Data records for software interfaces
'''
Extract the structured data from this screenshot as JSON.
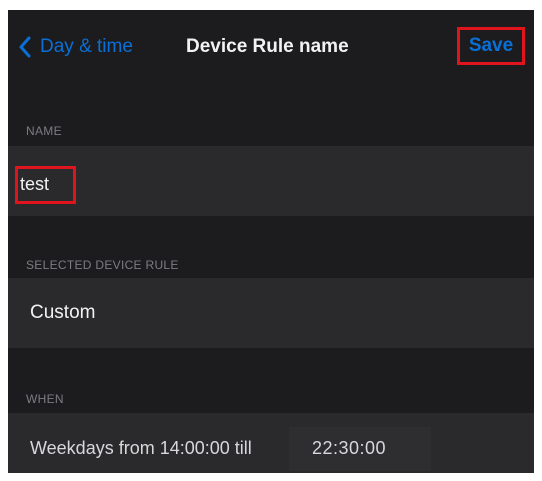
{
  "navbar": {
    "back_label": "Day & time",
    "title": "Device Rule name",
    "save_label": "Save"
  },
  "name_section": {
    "header": "NAME",
    "value": "test"
  },
  "rule_section": {
    "header": "SELECTED DEVICE RULE",
    "value": "Custom"
  },
  "when_section": {
    "header": "WHEN",
    "text": "Weekdays from 14:00:00 till",
    "end_time": "22:30:00"
  },
  "colors": {
    "background": "#1c1c1e",
    "row": "#2a2a2c",
    "accent": "#0a6fd6",
    "highlight": "#e0141c"
  },
  "icons": {
    "back": "chevron-left-icon"
  }
}
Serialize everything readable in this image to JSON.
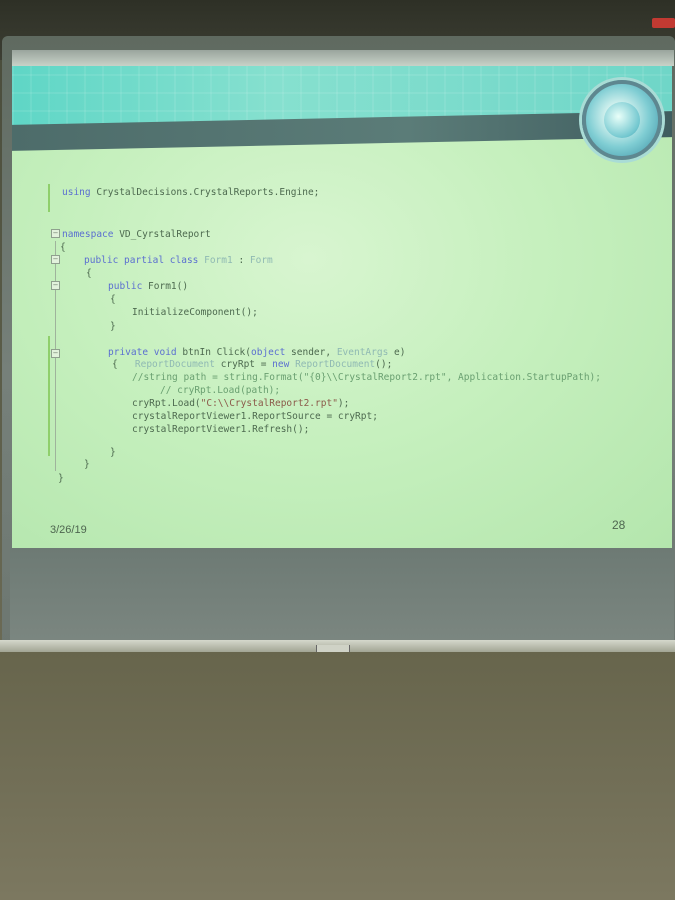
{
  "slide": {
    "date": "3/26/19",
    "page_number": "28",
    "code_lines": [
      {
        "segments": [
          {
            "t": "using",
            "c": "kw"
          },
          {
            "t": " CrystalDecisions.CrystalReports.Engine;",
            "c": ""
          }
        ]
      },
      {
        "segments": [
          {
            "t": "namespace",
            "c": "kw"
          },
          {
            "t": " VD_CyrstalReport",
            "c": ""
          }
        ]
      },
      {
        "segments": [
          {
            "t": "{",
            "c": ""
          }
        ]
      },
      {
        "segments": [
          {
            "t": "public partial class",
            "c": "kw"
          },
          {
            "t": " Form1",
            "c": "ty"
          },
          {
            "t": " : ",
            "c": ""
          },
          {
            "t": "Form",
            "c": "ty"
          }
        ]
      },
      {
        "segments": [
          {
            "t": "{",
            "c": ""
          }
        ]
      },
      {
        "segments": [
          {
            "t": "public",
            "c": "kw"
          },
          {
            "t": " Form1()",
            "c": ""
          }
        ]
      },
      {
        "segments": [
          {
            "t": "{",
            "c": ""
          }
        ]
      },
      {
        "segments": [
          {
            "t": "InitializeComponent();",
            "c": ""
          }
        ]
      },
      {
        "segments": [
          {
            "t": "}",
            "c": ""
          }
        ]
      },
      {
        "segments": [
          {
            "t": "private void",
            "c": "kw"
          },
          {
            "t": " btnIn Click(",
            "c": ""
          },
          {
            "t": "object",
            "c": "kw"
          },
          {
            "t": " sender, ",
            "c": ""
          },
          {
            "t": "EventArgs",
            "c": "ty"
          },
          {
            "t": " e)",
            "c": ""
          }
        ]
      },
      {
        "segments": [
          {
            "t": "{   ",
            "c": ""
          },
          {
            "t": "ReportDocument",
            "c": "ty"
          },
          {
            "t": " cryRpt = ",
            "c": ""
          },
          {
            "t": "new",
            "c": "kw"
          },
          {
            "t": " ReportDocument",
            "c": "ty"
          },
          {
            "t": "();",
            "c": ""
          }
        ]
      },
      {
        "segments": [
          {
            "t": "//string path = string.Format(\"{0}\\\\CrystalReport2.rpt\", Application.StartupPath);",
            "c": "cm"
          }
        ]
      },
      {
        "segments": [
          {
            "t": "// cryRpt.Load(path);",
            "c": "cm"
          }
        ]
      },
      {
        "segments": [
          {
            "t": "cryRpt.Load(",
            "c": ""
          },
          {
            "t": "\"C:\\\\CrystalReport2.rpt\"",
            "c": "st"
          },
          {
            "t": ");",
            "c": ""
          }
        ]
      },
      {
        "segments": [
          {
            "t": "crystalReportViewer1.ReportSource = cryRpt;",
            "c": ""
          }
        ]
      },
      {
        "segments": [
          {
            "t": "crystalReportViewer1.Refresh();",
            "c": ""
          }
        ]
      },
      {
        "segments": [
          {
            "t": "}",
            "c": ""
          }
        ]
      },
      {
        "segments": [
          {
            "t": "}",
            "c": ""
          }
        ]
      },
      {
        "segments": [
          {
            "t": "}",
            "c": ""
          }
        ]
      }
    ]
  }
}
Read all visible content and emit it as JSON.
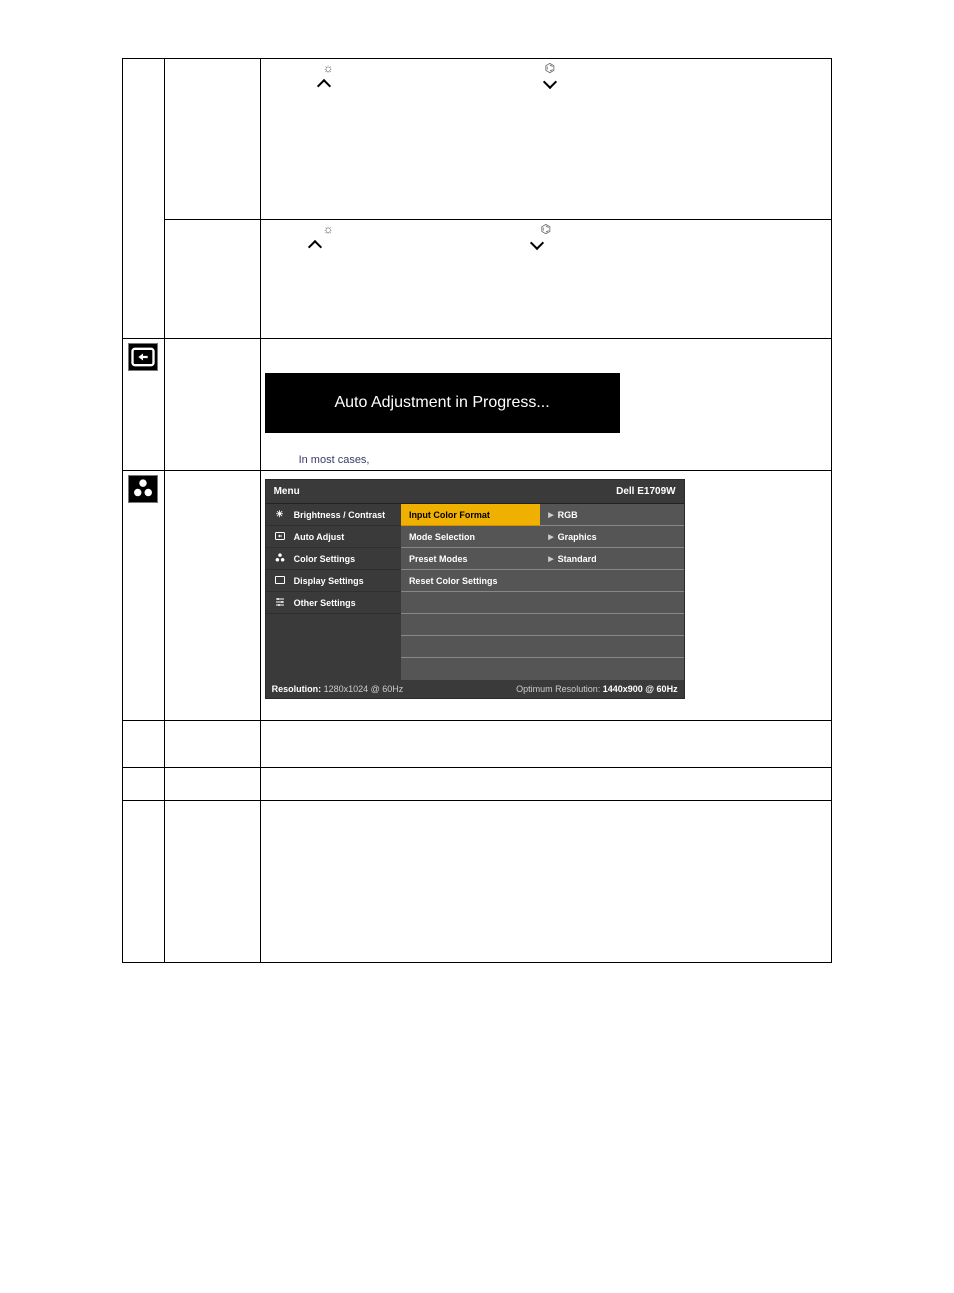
{
  "row1": {
    "sun_glyph": "☼",
    "camera_glyph": "⌬"
  },
  "row2": {
    "sun_glyph": "☼",
    "camera_glyph": "⌬"
  },
  "auto": {
    "banner": "Auto Adjustment in Progress...",
    "note": "In most cases,"
  },
  "osd": {
    "menu_label": "Menu",
    "model": "Dell E1709W",
    "left": [
      "Brightness /  Contrast",
      "Auto Adjust",
      "Color Settings",
      "Display Settings",
      "Other Settings"
    ],
    "mid": [
      "Input Color Format",
      "Mode Selection",
      "Preset Modes",
      "Reset Color Settings"
    ],
    "right": [
      "RGB",
      "Graphics",
      "Standard"
    ],
    "footer_left_label": "Resolution:",
    "footer_left_value": "1280x1024 @ 60Hz",
    "footer_right_label": "Optimum Resolution:",
    "footer_right_value": "1440x900 @ 60Hz"
  }
}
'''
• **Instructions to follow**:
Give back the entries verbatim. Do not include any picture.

• **Solution to this exercise**:
Extract the structured data from this screenshot as JSON.
{
  "navbar": {
    "back_label": "Day & time",
    "title": "Device Rule name",
    "save_label": "Save"
  },
  "name_section": {
    "header": "NAME",
    "value": "test"
  },
  "rule_section": {
    "header": "SELECTED DEVICE RULE",
    "value": "Custom"
  },
  "when_section": {
    "header": "WHEN",
    "text": "Weekdays from 14:00:00 till",
    "end_time": "22:30:00"
  },
  "colors": {
    "background": "#1c1c1e",
    "row": "#2a2a2c",
    "accent": "#0a6fd6",
    "highlight": "#e0141c"
  },
  "icons": {
    "back": "chevron-left-icon"
  }
}
Serialize everything readable in this image to JSON.
{
  "slide": {
    "date": "3/26/19",
    "page_number": "28",
    "code_lines": [
      {
        "segments": [
          {
            "t": "using",
            "c": "kw"
          },
          {
            "t": " CrystalDecisions.CrystalReports.Engine;",
            "c": ""
          }
        ]
      },
      {
        "segments": [
          {
            "t": "namespace",
            "c": "kw"
          },
          {
            "t": " VD_CyrstalReport",
            "c": ""
          }
        ]
      },
      {
        "segments": [
          {
            "t": "{",
            "c": ""
          }
        ]
      },
      {
        "segments": [
          {
            "t": "public partial class",
            "c": "kw"
          },
          {
            "t": " Form1",
            "c": "ty"
          },
          {
            "t": " : ",
            "c": ""
          },
          {
            "t": "Form",
            "c": "ty"
          }
        ]
      },
      {
        "segments": [
          {
            "t": "{",
            "c": ""
          }
        ]
      },
      {
        "segments": [
          {
            "t": "public",
            "c": "kw"
          },
          {
            "t": " Form1()",
            "c": ""
          }
        ]
      },
      {
        "segments": [
          {
            "t": "{",
            "c": ""
          }
        ]
      },
      {
        "segments": [
          {
            "t": "InitializeComponent();",
            "c": ""
          }
        ]
      },
      {
        "segments": [
          {
            "t": "}",
            "c": ""
          }
        ]
      },
      {
        "segments": [
          {
            "t": "private void",
            "c": "kw"
          },
          {
            "t": " btnIn Click(",
            "c": ""
          },
          {
            "t": "object",
            "c": "kw"
          },
          {
            "t": " sender, ",
            "c": ""
          },
          {
            "t": "EventArgs",
            "c": "ty"
          },
          {
            "t": " e)",
            "c": ""
          }
        ]
      },
      {
        "segments": [
          {
            "t": "{   ",
            "c": ""
          },
          {
            "t": "ReportDocument",
            "c": "ty"
          },
          {
            "t": " cryRpt = ",
            "c": ""
          },
          {
            "t": "new",
            "c": "kw"
          },
          {
            "t": " ReportDocument",
            "c": "ty"
          },
          {
            "t": "();",
            "c": ""
          }
        ]
      },
      {
        "segments": [
          {
            "t": "//string path = string.Format(\"{0}\\\\CrystalReport2.rpt\", Application.StartupPath);",
            "c": "cm"
          }
        ]
      },
      {
        "segments": [
          {
            "t": "// cryRpt.Load(path);",
            "c": "cm"
          }
        ]
      },
      {
        "segments": [
          {
            "t": "cryRpt.Load(",
            "c": ""
          },
          {
            "t": "\"C:\\\\CrystalReport2.rpt\"",
            "c": "st"
          },
          {
            "t": ");",
            "c": ""
          }
        ]
      },
      {
        "segments": [
          {
            "t": "crystalReportViewer1.ReportSource = cryRpt;",
            "c": ""
          }
        ]
      },
      {
        "segments": [
          {
            "t": "crystalReportViewer1.Refresh();",
            "c": ""
          }
        ]
      },
      {
        "segments": [
          {
            "t": "}",
            "c": ""
          }
        ]
      },
      {
        "segments": [
          {
            "t": "}",
            "c": ""
          }
        ]
      },
      {
        "segments": [
          {
            "t": "}",
            "c": ""
          }
        ]
      }
    ]
  }
}
Read all visible content and emit it as JSON.
{
  "row1": {
    "sun_glyph": "☼",
    "camera_glyph": "⌬"
  },
  "row2": {
    "sun_glyph": "☼",
    "camera_glyph": "⌬"
  },
  "auto": {
    "banner": "Auto Adjustment in Progress...",
    "note": "In most cases,"
  },
  "osd": {
    "menu_label": "Menu",
    "model": "Dell E1709W",
    "left": [
      "Brightness /  Contrast",
      "Auto Adjust",
      "Color Settings",
      "Display Settings",
      "Other Settings"
    ],
    "mid": [
      "Input Color Format",
      "Mode Selection",
      "Preset Modes",
      "Reset Color Settings"
    ],
    "right": [
      "RGB",
      "Graphics",
      "Standard"
    ],
    "footer_left_label": "Resolution:",
    "footer_left_value": "1280x1024 @ 60Hz",
    "footer_right_label": "Optimum Resolution:",
    "footer_right_value": "1440x900 @ 60Hz"
  }
}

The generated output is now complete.